* **ACTIVITY**: Each line of the records that holds the word "Design" should be copied out.
┌──
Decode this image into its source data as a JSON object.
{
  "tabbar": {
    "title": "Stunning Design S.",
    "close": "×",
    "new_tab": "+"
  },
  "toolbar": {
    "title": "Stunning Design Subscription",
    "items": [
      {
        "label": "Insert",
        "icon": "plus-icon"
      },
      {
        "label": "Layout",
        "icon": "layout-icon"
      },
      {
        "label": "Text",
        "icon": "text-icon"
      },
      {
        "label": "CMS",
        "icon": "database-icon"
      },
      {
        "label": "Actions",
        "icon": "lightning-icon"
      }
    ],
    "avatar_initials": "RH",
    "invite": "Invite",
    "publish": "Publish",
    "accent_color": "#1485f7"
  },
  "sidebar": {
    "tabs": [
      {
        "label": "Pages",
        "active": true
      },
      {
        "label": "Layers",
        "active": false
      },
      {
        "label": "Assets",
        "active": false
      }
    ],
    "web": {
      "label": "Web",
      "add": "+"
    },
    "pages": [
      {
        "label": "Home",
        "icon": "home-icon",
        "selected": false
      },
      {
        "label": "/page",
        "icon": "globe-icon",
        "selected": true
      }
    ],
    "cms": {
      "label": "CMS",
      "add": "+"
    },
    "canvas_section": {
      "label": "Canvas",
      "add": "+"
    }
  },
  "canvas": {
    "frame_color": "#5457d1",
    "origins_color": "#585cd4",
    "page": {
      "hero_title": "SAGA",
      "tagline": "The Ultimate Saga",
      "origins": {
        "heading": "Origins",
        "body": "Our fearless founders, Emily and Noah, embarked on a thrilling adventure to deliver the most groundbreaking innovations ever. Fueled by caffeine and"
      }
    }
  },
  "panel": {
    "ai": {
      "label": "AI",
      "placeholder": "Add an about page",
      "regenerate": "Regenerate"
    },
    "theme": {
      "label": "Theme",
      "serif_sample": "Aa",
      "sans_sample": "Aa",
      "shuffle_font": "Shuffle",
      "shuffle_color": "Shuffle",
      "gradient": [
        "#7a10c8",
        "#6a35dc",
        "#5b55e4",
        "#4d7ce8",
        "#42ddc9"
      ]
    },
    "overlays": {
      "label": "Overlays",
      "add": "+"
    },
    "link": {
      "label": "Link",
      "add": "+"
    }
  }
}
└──
* **SOLUTION**:
    "title": "Stunning Design S.",
    "title": "Stunning Design Subscription",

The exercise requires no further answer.